Parts one, one, and three of the preview chapter of David Craddock’s Blizzard North book are now online, and part three is all about the creation of Diablo I. The main issue covered in the chapter is the big debate over changing the game’s early design from turn-based to real-time.

    Diablo was inspired by older dungeon crawlers like Rogue and Moria, which had been turn-based, and all the early Diablo game mechanics had a system of time to them; with different amounts of time required for your character to drink a potion, swing a sword, cast a spell, etc. Monsters had the same sort of time checks on their movement and attacks, so players had to carefully calculate the number of actions they could perform each turn, but had no urgency to make those decisions.

    The guys at Blizzard Irvine had been sold on the game design and the team making it, but they didn’t know it was turn-based at first. When they found out, they argued strongly against it, pointing to the success of their own game Warcraft as an example of the intensity and fun of having to make survival decisions quickly and under pressure.

    The Blizzard North devs liked real time, but didn’t think it was right for Diablo, and they argued back and forth for a while (there are lots of interesting quotes from both sides of the debate, in the sample chapter), but ultimately most of the Blizzard North team came to support the real-time theory. No one really knew until they actually tried it out though, so that very evening David Brevik tackled the project:

    After everyone left for the weekend, Dave sat down at his computer and pulled up Diablo’s code. He scanned through and hit on something. The game was written so every action—movement, combat, quaffing a healing potion — took up a certain amount of time. Monsters moved immediately after the player initiated a command. Once the time to perform an action expired, the game turned back the clock and the player-monster turn cycle began anew. All he needed to do was whittle the time between actions down to nothing.

    Dave began to type. The sunlight filtering in through his window grew faint, then faded to night, leaving him suffused in the glow of his monitor. Occasionally a breeze sighed through the window, rustling the blinds and fluttering the hockey posters hanging over his two desks. He never once looked up.

    A few hours later, he built a new version of the game, took up his mouse, and played.

    I can remember the moment like it was yesterday that this happened. I was sitting and I was coding the game, and I had a warrior with a sword, and there was a skeleton on the other side of the screen. I’d been working on all this code to make characters move smoothly, doing a whole bunch of testing, and we’d talked about how the controls would work. We wanted it to be visceral. Click and swing, click and swing. We wanted it to automatically happen: If you clicked on the monster, your character would go over there and swing.

    I remember very vividly: I clicked on the monster, the guy walked over, and he smashed this skeleton and it fell apart onto the ground.

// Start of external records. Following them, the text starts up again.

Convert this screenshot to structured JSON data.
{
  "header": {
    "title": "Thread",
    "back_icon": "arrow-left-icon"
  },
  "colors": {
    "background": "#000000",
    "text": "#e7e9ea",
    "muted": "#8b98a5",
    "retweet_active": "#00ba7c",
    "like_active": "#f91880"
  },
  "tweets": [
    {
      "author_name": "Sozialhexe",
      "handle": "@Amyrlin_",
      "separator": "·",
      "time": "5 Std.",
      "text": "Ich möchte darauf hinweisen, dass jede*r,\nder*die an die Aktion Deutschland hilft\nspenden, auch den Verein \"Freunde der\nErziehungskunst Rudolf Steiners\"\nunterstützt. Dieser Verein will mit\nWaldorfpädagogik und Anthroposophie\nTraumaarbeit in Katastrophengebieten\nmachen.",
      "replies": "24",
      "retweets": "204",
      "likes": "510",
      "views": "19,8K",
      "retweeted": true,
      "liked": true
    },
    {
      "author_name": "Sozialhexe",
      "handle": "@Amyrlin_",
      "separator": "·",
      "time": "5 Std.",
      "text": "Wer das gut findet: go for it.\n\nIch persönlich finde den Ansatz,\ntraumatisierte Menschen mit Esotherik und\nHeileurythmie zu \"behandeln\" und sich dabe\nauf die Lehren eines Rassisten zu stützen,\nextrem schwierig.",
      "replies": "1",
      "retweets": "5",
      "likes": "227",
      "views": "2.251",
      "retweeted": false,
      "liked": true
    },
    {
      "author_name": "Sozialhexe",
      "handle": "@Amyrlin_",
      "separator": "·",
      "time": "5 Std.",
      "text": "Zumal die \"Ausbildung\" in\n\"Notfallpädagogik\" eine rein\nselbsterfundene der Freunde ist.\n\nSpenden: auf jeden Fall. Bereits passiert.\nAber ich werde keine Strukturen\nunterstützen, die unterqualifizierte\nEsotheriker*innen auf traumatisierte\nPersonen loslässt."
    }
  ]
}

    The light from heaven shone through the office down onto the keyboard. I said, “Oh my God, this is so amazing!” I knew it was not only the right decision, but that Diablo was just going to be massive. It was really the most defining moment of my career, as well as for that genre of gaming. A new genre was born in that moment, and it was really quite incredible to be the person coding it and creating it. I was just there by myself coding it up. It was pretty incredible.

    – David Brevik

    Check out three for many more details on the birth of our favorite gaming franchise. There’s no ETA on the full box yet, but the amount of details and quotes from all the principle players at Blizzard and Blizzard North are making it seem a very intriguing read.

    You may also like